Lisa Reed, special to wtop.com
WASHINGTON – If you hit your back-to-workout routine just as the kids went back to school, chances are, you could be feeling a bit sore now. But don’t let that hinder your progress. Here are eight ways you can reduce muscle soreness.
- Move your body: The last thing you may want to do is move more, but taking a walk and getting up from your office chair will help the sore muscles loosen up and become less stiff, all around. Moving also increases blood flow and oxygen to the sore muscles and facilitates the breakdown of lactic acid — a natural by-product that causes the burning sensation in your muscles when your body is tired.
- Warm-up: When working out, always begin with a proper warm up. Getting your muscles and tendons ready for activity is key to preventing injury.
- Stretch: Stretch each muscle and maintain the stretch for 20 to 30 seconds. Do not bounce your muscles. Rather, hold the position steadily.
- Ice: If a muscle is super sore, or your legs are overtired, a 10-minute ice bath will do wonders. It might be painful at first, but the cold water breaks the pain by increasing circulation to your sore areas.
- Massage and roll: If you can’t afford a trip to the massage therapist, help alleviate your pain with a massage from a foam roller or even a tennis ball. Lightly massage the sore muscle with the roller or the ball, and gradually increase the depth of the massage. The video below demonstrates foam rolling.
- Flush the soreness away: If you can’t quite bear the thought of an intense ice bath, try the popular “flushing” technique. Run hot water over your sore muscles for two minutes and then immediately switch to cold water for 30 seconds. Repeat this five times. The back-and-forth of the hot and cold water opens and closes your blood vessels, which helps to flush the lactic acid from your sore muscles.
- Embrace the protein: One way to help muscles recover faster is to refuel with protein. After exhausting your muscles in a workout, replenish your muscles’ energy stores. Try eating a Greek yogurt or making a skinless chicken breast.

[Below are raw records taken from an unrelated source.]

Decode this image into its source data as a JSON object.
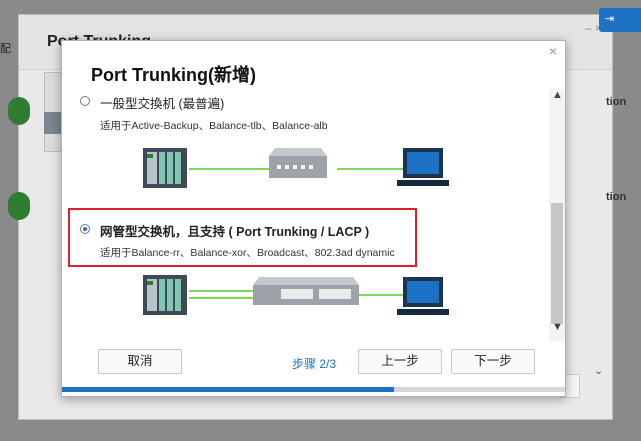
{
  "background": {
    "window_title": "Port Trunking",
    "left_label": "配",
    "right_label_1": "tion",
    "right_label_2": "tion",
    "corner_button": "",
    "window_controls": "– ×"
  },
  "dialog": {
    "title": "Port Trunking(新增)",
    "close_symbol": "×",
    "options": [
      {
        "title": "一般型交換机 (最普遍)",
        "description": "适用于Active-Backup、Balance-tlb、Balance-alb",
        "selected": false
      },
      {
        "title": "网管型交换机，且支持 ( Port Trunking / LACP )",
        "description": "适用于Balance-rr、Balance-xor、Broadcast、802.3ad dynamic",
        "selected": true
      }
    ],
    "buttons": {
      "cancel": "取消",
      "previous": "上一步",
      "next": "下一步"
    },
    "step_label": "步骤 2/3",
    "progress": 0.66,
    "scroll_up": "▲",
    "scroll_down": "▼",
    "colors": {
      "accent": "#1e72c6",
      "highlight_border": "#d8212b",
      "link_line": "#7ed957"
    }
  }
}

- Drink water: Without water, the body will not work like it should. Dehydration will cause your body to cramp, adding to the overall soreness, so make sure you are getting plenty of fluids.
How to Foam Roll

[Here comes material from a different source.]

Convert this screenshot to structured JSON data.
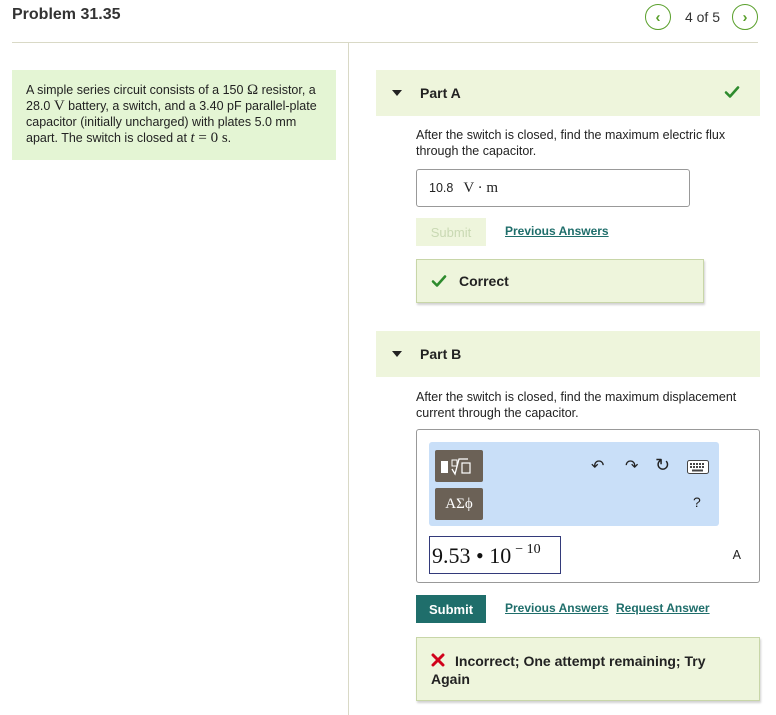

Lisa Reed is a certified personal trainer in the D.C. area and owner of Lisa Reed Fitness. Read more about Lisa at www.lisareedfitness.com. Follow @lisareedfitness and @WTOPLiving on Twitter.